The simple fact of the matter is that most well-paying copywriting opportunities will never make it to job posting sites. (And they’re DEFINITELY not on those job-bidding sites like Upwork or Freelancer.)
Why? Well, when a small-to-medium-sized copywriting project comes up, it just doesn’t make sense to post it to job sites. Job sites weren’t made for those—they were made for full-time, on-staff work. One-off projects, even projects that might turn into something regular, don’t fit well within the constraints of those sites.
Instead, when projects like that come up, hiring managers/creative directors reach out to people in their networks, reach out to recruiters, OR reach out to people that have offered up those services to them.
Think about it: If a creative director needs a copywriter and you pop up in their email offering your copywriting service via a well-crafted pitch email, they’re going to pay attention, right?
And even if they don’t need you at that moment, they’re likely to keep your information for when they do.
(We’ve talked about it before so I won’t get too deep into it, but this is exactly why clients WANT you to pitch them.)
The “wow, this sounds really easy!” work-from-home opportunities are the scams. If it sounds too good to be true, 99.99999% of the time, it is. So don’t waste your time there!
Especially since there are plenty of real and true opportunities to make a very nice income working from home as a writer. As a copywriter. What you need to do (and what we teach our students) is learn how to find them, make yourself the perfect, irresistible candidate, and land them.

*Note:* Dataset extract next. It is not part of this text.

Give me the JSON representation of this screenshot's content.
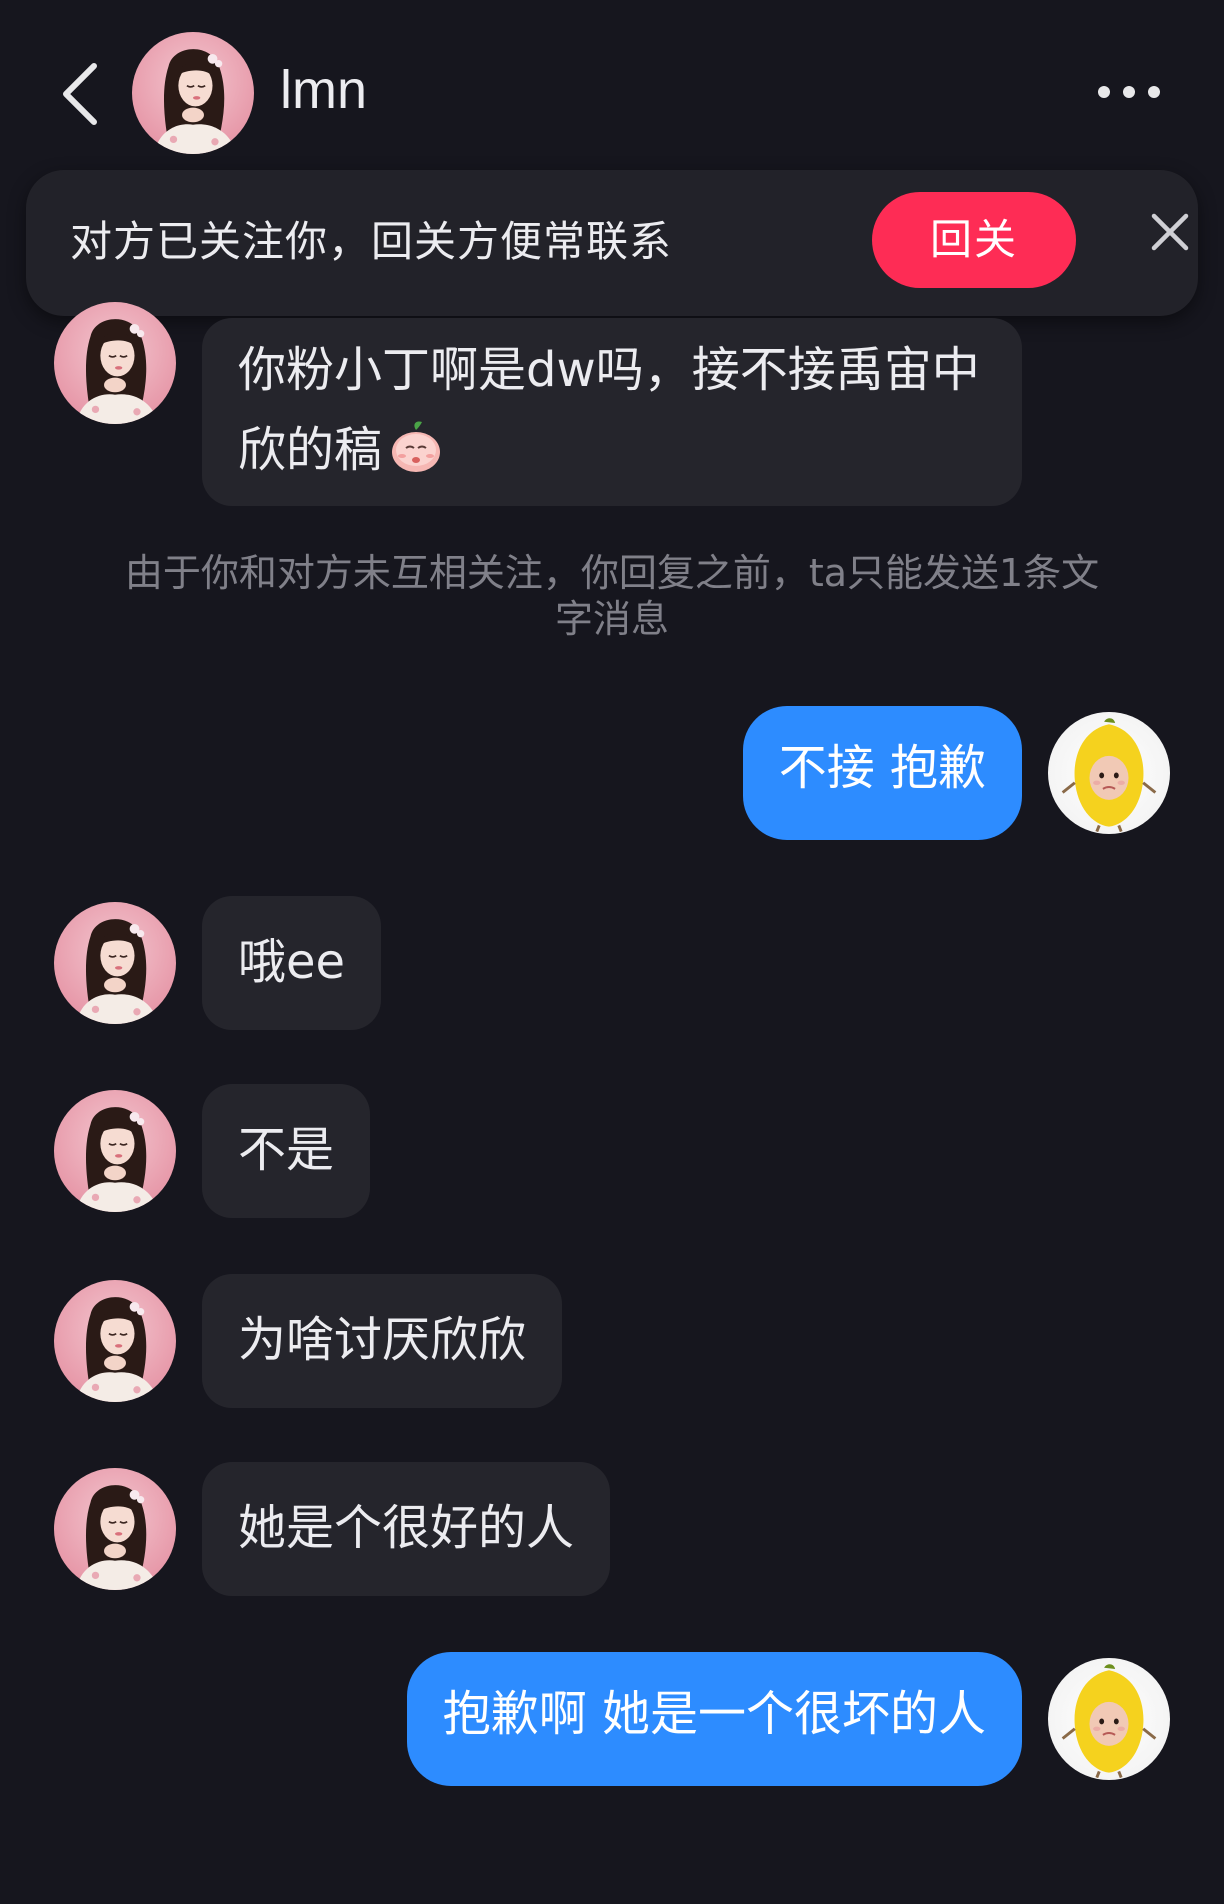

Your turn! What too-good-to-be-true work from home writing “opportunities” have you seen? Let me know in the comments below!